**What needs to be done**
Every line of the material must be given again verbatim. Skip the images.

**Provided material**
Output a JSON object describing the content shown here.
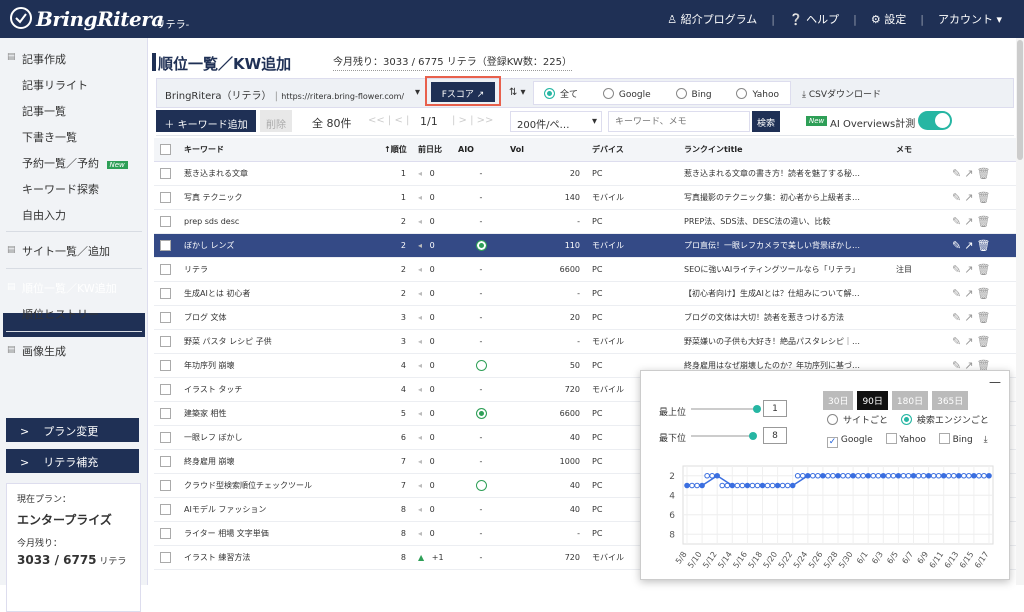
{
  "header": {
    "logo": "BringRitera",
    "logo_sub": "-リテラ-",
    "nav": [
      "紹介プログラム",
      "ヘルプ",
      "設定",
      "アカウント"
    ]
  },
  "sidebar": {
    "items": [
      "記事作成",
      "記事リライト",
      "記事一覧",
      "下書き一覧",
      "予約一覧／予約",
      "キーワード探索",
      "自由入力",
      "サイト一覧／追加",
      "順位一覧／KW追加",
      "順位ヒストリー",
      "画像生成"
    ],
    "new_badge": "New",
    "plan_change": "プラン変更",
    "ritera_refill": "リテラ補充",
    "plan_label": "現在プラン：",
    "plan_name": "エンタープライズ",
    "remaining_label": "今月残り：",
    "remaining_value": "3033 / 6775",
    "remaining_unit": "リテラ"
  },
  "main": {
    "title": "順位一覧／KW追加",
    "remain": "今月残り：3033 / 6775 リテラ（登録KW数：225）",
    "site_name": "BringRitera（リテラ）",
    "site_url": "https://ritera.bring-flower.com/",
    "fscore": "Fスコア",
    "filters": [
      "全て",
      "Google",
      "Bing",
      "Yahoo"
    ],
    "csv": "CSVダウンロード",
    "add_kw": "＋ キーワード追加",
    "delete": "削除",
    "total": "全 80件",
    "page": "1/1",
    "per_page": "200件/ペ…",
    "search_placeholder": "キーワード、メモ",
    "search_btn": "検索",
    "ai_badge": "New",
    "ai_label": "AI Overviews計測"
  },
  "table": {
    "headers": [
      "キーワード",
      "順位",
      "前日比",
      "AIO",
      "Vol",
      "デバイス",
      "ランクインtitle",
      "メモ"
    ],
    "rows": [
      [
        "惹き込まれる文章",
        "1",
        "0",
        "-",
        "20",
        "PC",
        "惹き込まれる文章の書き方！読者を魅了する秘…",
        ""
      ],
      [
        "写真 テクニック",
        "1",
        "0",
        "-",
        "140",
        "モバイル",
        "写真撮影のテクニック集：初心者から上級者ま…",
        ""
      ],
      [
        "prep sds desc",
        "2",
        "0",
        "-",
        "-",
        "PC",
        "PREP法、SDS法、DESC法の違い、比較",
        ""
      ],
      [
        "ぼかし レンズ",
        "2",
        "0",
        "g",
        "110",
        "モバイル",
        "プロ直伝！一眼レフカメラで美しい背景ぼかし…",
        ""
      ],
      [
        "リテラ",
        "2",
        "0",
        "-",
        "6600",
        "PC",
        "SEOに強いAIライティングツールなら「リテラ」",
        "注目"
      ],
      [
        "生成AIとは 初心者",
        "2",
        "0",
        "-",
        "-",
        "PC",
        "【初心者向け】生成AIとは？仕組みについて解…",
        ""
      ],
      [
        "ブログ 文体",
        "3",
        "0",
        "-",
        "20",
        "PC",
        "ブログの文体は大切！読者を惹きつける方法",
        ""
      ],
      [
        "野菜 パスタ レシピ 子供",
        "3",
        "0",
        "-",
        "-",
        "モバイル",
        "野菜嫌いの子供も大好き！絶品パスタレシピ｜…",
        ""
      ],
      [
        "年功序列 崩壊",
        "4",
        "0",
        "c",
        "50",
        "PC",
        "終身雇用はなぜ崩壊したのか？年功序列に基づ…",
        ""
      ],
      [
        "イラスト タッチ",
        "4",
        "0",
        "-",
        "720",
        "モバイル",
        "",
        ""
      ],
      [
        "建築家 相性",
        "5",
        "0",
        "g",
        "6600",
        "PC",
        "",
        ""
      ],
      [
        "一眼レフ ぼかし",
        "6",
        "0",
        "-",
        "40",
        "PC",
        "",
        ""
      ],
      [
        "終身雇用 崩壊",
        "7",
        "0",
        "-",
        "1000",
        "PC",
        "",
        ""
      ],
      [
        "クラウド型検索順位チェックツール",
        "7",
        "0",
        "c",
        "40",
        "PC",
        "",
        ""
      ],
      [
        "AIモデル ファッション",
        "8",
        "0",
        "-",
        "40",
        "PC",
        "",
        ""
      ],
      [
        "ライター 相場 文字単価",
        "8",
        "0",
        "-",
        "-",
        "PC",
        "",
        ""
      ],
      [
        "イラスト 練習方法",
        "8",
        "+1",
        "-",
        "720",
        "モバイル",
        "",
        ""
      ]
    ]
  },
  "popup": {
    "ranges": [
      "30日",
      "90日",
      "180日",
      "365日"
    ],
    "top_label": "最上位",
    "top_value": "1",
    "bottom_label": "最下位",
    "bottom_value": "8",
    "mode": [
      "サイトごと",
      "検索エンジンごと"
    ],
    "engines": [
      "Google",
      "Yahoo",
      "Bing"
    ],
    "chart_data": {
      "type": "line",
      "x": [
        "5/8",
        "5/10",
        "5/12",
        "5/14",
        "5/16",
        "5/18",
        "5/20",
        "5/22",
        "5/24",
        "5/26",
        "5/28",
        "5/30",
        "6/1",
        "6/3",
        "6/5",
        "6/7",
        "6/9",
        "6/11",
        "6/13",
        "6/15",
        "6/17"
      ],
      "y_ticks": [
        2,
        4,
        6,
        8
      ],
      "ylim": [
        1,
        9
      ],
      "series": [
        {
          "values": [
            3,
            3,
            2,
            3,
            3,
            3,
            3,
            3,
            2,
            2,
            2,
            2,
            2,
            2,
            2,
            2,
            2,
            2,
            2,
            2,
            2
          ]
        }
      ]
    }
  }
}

**Exercise answer**
Output a JSON object describing the content shown here.
{
  "header": {
    "logo": "BringRitera",
    "logo_sub": "-リテラ-",
    "nav": [
      "紹介プログラム",
      "ヘルプ",
      "設定",
      "アカウント"
    ]
  },
  "sidebar": {
    "items": [
      "記事作成",
      "記事リライト",
      "記事一覧",
      "下書き一覧",
      "予約一覧／予約",
      "キーワード探索",
      "自由入力",
      "サイト一覧／追加",
      "順位一覧／KW追加",
      "順位ヒストリー",
      "画像生成"
    ],
    "new_badge": "New",
    "plan_change": "プラン変更",
    "ritera_refill": "リテラ補充",
    "plan_label": "現在プラン：",
    "plan_name": "エンタープライズ",
    "remaining_label": "今月残り：",
    "remaining_value": "3033 / 6775",
    "remaining_unit": "リテラ"
  },
  "main": {
    "title": "順位一覧／KW追加",
    "remain": "今月残り：3033 / 6775 リテラ（登録KW数：225）",
    "site_name": "BringRitera（リテラ）",
    "site_url": "https://ritera.bring-flower.com/",
    "fscore": "Fスコア",
    "filters": [
      "全て",
      "Google",
      "Bing",
      "Yahoo"
    ],
    "csv": "CSVダウンロード",
    "add_kw": "＋ キーワード追加",
    "delete": "削除",
    "total": "全 80件",
    "page": "1/1",
    "per_page": "200件/ペ…",
    "search_placeholder": "キーワード、メモ",
    "search_btn": "検索",
    "ai_badge": "New",
    "ai_label": "AI Overviews計測"
  },
  "table": {
    "headers": [
      "キーワード",
      "順位",
      "前日比",
      "AIO",
      "Vol",
      "デバイス",
      "ランクインtitle",
      "メモ"
    ],
    "rows": [
      [
        "惹き込まれる文章",
        "1",
        "0",
        "-",
        "20",
        "PC",
        "惹き込まれる文章の書き方！読者を魅了する秘…",
        ""
      ],
      [
        "写真 テクニック",
        "1",
        "0",
        "-",
        "140",
        "モバイル",
        "写真撮影のテクニック集：初心者から上級者ま…",
        ""
      ],
      [
        "prep sds desc",
        "2",
        "0",
        "-",
        "-",
        "PC",
        "PREP法、SDS法、DESC法の違い、比較",
        ""
      ],
      [
        "ぼかし レンズ",
        "2",
        "0",
        "g",
        "110",
        "モバイル",
        "プロ直伝！一眼レフカメラで美しい背景ぼかし…",
        ""
      ],
      [
        "リテラ",
        "2",
        "0",
        "-",
        "6600",
        "PC",
        "SEOに強いAIライティングツールなら「リテラ」",
        "注目"
      ],
      [
        "生成AIとは 初心者",
        "2",
        "0",
        "-",
        "-",
        "PC",
        "【初心者向け】生成AIとは？仕組みについて解…",
        ""
      ],
      [
        "ブログ 文体",
        "3",
        "0",
        "-",
        "20",
        "PC",
        "ブログの文体は大切！読者を惹きつける方法",
        ""
      ],
      [
        "野菜 パスタ レシピ 子供",
        "3",
        "0",
        "-",
        "-",
        "モバイル",
        "野菜嫌いの子供も大好き！絶品パスタレシピ｜…",
        ""
      ],
      [
        "年功序列 崩壊",
        "4",
        "0",
        "c",
        "50",
        "PC",
        "終身雇用はなぜ崩壊したのか？年功序列に基づ…",
        ""
      ],
      [
        "イラスト タッチ",
        "4",
        "0",
        "-",
        "720",
        "モバイル",
        "",
        ""
      ],
      [
        "建築家 相性",
        "5",
        "0",
        "g",
        "6600",
        "PC",
        "",
        ""
      ],
      [
        "一眼レフ ぼかし",
        "6",
        "0",
        "-",
        "40",
        "PC",
        "",
        ""
      ],
      [
        "終身雇用 崩壊",
        "7",
        "0",
        "-",
        "1000",
        "PC",
        "",
        ""
      ],
      [
        "クラウド型検索順位チェックツール",
        "7",
        "0",
        "c",
        "40",
        "PC",
        "",
        ""
      ],
      [
        "AIモデル ファッション",
        "8",
        "0",
        "-",
        "40",
        "PC",
        "",
        ""
      ],
      [
        "ライター 相場 文字単価",
        "8",
        "0",
        "-",
        "-",
        "PC",
        "",
        ""
      ],
      [
        "イラスト 練習方法",
        "8",
        "+1",
        "-",
        "720",
        "モバイル",
        "",
        ""
      ]
    ]
  },
  "popup": {
    "ranges": [
      "30日",
      "90日",
      "180日",
      "365日"
    ],
    "top_label": "最上位",
    "top_value": "1",
    "bottom_label": "最下位",
    "bottom_value": "8",
    "mode": [
      "サイトごと",
      "検索エンジンごと"
    ],
    "engines": [
      "Google",
      "Yahoo",
      "Bing"
    ],
    "chart_data": {
      "type": "line",
      "x": [
        "5/8",
        "5/10",
        "5/12",
        "5/14",
        "5/16",
        "5/18",
        "5/20",
        "5/22",
        "5/24",
        "5/26",
        "5/28",
        "5/30",
        "6/1",
        "6/3",
        "6/5",
        "6/7",
        "6/9",
        "6/11",
        "6/13",
        "6/15",
        "6/17"
      ],
      "y_ticks": [
        2,
        4,
        6,
        8
      ],
      "ylim": [
        1,
        9
      ],
      "series": [
        {
          "values": [
            3,
            3,
            2,
            3,
            3,
            3,
            3,
            3,
            2,
            2,
            2,
            2,
            2,
            2,
            2,
            2,
            2,
            2,
            2,
            2,
            2
          ]
        }
      ]
    }
  }
}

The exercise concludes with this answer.